* Task to carry out *
Only lines with the word "Hello" are wanted; copy each of them from the listing below.
*** Dataset records Section Begins ***
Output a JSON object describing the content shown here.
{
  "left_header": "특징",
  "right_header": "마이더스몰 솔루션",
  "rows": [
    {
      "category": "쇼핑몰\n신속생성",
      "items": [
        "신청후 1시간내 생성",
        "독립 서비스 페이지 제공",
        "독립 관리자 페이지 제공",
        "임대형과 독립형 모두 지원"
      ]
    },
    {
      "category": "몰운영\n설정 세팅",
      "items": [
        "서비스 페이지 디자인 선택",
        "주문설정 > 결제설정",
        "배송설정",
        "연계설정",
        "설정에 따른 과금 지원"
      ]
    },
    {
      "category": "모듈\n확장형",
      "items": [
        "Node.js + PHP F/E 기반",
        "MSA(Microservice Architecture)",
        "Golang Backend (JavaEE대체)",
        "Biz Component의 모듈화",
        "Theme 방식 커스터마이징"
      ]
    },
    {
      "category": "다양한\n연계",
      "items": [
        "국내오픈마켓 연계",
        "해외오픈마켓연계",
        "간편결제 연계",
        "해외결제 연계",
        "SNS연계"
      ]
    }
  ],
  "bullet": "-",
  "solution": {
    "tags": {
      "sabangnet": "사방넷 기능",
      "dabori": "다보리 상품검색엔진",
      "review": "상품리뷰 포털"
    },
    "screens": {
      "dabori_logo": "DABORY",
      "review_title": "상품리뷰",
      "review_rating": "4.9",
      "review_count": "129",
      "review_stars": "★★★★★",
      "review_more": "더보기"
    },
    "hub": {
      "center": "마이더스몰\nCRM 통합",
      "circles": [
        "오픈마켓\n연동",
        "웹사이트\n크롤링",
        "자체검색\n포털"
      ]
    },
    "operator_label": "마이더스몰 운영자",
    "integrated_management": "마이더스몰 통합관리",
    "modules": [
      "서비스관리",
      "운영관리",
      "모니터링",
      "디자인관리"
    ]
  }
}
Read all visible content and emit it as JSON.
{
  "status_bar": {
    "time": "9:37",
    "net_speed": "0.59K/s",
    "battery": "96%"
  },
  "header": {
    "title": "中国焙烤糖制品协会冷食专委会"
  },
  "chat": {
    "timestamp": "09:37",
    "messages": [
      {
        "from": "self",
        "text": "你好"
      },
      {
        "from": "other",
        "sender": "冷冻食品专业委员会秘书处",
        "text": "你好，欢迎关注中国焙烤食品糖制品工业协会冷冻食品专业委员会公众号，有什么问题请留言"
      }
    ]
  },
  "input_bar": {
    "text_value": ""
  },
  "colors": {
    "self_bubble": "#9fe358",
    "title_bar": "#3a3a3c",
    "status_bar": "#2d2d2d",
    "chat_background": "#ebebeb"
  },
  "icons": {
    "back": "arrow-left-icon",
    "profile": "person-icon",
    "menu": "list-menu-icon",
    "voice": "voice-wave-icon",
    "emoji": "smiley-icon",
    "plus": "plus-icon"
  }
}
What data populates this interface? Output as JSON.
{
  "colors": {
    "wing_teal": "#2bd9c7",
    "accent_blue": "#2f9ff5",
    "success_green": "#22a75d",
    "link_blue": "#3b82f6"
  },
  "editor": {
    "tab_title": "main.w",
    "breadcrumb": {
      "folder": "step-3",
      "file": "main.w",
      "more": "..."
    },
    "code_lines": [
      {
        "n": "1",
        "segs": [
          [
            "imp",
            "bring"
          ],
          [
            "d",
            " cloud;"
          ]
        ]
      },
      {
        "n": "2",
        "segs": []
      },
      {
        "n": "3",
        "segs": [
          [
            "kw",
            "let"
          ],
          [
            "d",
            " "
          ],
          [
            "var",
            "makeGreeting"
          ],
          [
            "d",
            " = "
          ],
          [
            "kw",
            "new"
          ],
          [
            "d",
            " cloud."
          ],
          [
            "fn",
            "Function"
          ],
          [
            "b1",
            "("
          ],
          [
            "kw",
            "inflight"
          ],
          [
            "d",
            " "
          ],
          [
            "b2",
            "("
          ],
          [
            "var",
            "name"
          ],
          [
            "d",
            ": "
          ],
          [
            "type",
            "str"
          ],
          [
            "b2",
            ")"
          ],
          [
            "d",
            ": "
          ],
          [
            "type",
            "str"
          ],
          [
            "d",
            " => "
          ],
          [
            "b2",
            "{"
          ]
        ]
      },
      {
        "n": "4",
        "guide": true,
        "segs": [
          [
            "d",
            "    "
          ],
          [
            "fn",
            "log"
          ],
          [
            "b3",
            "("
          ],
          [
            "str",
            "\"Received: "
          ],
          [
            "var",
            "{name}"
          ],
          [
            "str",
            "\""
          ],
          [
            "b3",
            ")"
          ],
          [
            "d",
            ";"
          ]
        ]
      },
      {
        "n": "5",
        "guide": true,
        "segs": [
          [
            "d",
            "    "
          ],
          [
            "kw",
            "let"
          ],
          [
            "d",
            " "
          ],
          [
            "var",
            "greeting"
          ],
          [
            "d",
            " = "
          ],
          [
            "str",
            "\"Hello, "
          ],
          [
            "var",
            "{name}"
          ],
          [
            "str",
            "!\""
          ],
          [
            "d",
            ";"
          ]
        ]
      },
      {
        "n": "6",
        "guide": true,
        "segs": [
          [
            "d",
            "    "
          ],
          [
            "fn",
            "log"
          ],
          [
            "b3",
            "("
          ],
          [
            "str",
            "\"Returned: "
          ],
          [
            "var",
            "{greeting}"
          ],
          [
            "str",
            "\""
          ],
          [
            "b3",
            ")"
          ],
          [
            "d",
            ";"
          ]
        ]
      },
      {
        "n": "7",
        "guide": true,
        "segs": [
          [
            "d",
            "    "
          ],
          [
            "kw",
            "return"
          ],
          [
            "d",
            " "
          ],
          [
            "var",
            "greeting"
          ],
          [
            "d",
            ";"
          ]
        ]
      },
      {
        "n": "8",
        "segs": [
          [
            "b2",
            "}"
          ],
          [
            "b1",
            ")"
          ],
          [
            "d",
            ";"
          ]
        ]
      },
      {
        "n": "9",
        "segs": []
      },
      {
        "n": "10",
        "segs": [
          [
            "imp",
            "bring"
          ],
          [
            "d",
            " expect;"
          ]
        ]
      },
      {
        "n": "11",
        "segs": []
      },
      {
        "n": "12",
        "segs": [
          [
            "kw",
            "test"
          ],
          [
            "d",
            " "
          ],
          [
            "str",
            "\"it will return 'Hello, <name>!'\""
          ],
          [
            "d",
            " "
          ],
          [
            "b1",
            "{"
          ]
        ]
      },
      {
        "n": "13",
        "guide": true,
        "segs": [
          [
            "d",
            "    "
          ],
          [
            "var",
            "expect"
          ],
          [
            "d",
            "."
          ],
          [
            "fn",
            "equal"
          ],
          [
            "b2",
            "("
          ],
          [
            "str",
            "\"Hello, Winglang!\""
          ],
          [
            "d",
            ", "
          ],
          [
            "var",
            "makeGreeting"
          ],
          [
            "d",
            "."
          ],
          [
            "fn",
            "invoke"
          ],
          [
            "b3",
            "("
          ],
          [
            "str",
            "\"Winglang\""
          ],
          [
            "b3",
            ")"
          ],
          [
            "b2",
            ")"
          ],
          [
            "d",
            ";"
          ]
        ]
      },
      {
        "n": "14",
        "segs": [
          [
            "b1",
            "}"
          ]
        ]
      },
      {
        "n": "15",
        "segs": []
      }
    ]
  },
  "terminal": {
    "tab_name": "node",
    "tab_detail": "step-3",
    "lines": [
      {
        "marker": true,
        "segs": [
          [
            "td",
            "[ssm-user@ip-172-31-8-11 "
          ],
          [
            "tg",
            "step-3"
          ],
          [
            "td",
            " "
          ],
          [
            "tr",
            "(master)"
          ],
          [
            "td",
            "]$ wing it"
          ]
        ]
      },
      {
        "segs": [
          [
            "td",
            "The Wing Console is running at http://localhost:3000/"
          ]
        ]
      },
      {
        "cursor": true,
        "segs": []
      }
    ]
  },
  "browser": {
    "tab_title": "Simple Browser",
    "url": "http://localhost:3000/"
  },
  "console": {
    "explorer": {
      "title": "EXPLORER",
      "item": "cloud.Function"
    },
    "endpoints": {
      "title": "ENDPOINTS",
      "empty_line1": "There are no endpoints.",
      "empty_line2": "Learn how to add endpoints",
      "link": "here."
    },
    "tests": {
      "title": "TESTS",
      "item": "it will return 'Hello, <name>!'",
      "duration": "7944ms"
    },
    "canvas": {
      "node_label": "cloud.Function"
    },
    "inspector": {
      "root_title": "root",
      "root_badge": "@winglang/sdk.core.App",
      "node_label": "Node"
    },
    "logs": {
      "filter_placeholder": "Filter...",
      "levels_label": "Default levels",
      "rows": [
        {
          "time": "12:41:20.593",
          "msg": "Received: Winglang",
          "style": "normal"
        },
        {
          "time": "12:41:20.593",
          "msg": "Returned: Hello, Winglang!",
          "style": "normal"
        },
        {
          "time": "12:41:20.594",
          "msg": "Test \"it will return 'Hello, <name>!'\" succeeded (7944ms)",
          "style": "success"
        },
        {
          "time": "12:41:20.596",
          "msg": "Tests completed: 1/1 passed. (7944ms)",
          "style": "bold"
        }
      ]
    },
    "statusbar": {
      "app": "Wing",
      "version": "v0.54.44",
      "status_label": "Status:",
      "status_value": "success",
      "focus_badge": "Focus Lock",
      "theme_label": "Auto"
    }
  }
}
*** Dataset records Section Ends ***
* Final answer *
            "\"Hello, "
            "\"it will return 'Hello, <name>!'\""
            "\"Hello, Winglang!\""
      "item": "it will return 'Hello, <name>!'",
          "msg": "Returned: Hello, Winglang!",
          "msg": "Test \"it will return 'Hello, <name>!'\" succeeded (7944ms)",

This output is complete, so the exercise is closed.